It shows that arms control agreements reflect rather than affect relations between parties and how the CFE Treaty codified parity between NATO and the Soviet-led Warsaw Treaty Organization (WTO) in November 1990. It also shows how the CFE Treaty reflected the status quo at the end of the cold war, but the benefits were short lived, at least for Russia. Although still widely viewed in the west as the cornerstone of security and stability in post-Cold War Europe, from the Russian perspective the treaty was soon overtaken by events. With the collapse of the WTO and the Soviet Union in 1991, it became impossible to talk of a military balance between east and west in Europe, especially as all the former WTO states opted for membership in NATO. This study details how the other state parties worked hard to adjust and adapt the treaty to meet Russian concerns about its new weakness relative to NATO, and the issues that complicated Russian acceptance of CFE limits.
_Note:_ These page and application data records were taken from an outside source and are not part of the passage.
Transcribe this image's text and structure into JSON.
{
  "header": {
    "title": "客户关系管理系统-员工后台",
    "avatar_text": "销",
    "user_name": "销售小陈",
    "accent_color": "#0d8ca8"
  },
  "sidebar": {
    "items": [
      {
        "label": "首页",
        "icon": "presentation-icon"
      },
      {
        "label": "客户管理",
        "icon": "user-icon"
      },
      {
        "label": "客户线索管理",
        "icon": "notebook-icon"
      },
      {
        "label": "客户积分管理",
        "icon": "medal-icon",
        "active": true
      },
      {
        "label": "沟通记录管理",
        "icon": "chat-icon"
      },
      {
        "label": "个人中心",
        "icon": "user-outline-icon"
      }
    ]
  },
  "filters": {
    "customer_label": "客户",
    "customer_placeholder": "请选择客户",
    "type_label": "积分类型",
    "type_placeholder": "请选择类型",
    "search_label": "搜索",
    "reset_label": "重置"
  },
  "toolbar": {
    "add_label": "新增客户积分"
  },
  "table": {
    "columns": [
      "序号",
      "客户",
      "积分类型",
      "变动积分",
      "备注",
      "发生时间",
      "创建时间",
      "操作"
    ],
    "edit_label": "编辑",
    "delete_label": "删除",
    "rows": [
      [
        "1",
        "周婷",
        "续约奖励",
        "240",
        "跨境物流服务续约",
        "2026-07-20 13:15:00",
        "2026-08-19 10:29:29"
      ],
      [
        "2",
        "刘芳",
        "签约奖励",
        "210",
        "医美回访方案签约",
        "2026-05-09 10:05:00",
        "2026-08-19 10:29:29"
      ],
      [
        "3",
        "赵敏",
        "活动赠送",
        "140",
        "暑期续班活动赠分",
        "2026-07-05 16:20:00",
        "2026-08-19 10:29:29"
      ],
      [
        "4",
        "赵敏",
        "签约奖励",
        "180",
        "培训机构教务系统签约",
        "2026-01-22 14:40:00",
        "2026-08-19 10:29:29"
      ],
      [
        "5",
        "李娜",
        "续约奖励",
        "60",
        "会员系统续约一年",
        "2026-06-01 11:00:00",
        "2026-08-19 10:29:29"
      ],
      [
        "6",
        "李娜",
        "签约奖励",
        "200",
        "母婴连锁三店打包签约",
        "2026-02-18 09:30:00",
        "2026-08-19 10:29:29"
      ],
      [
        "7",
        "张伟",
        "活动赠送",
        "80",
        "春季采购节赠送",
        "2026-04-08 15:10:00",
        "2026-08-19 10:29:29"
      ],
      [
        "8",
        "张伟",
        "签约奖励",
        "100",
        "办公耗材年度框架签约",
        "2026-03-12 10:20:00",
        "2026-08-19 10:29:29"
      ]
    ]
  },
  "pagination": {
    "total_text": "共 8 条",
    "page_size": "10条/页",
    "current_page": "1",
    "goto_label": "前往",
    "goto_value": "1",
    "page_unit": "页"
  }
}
This book will be of great interest to all students of NATO, European politics, international relations and strategic studies in general.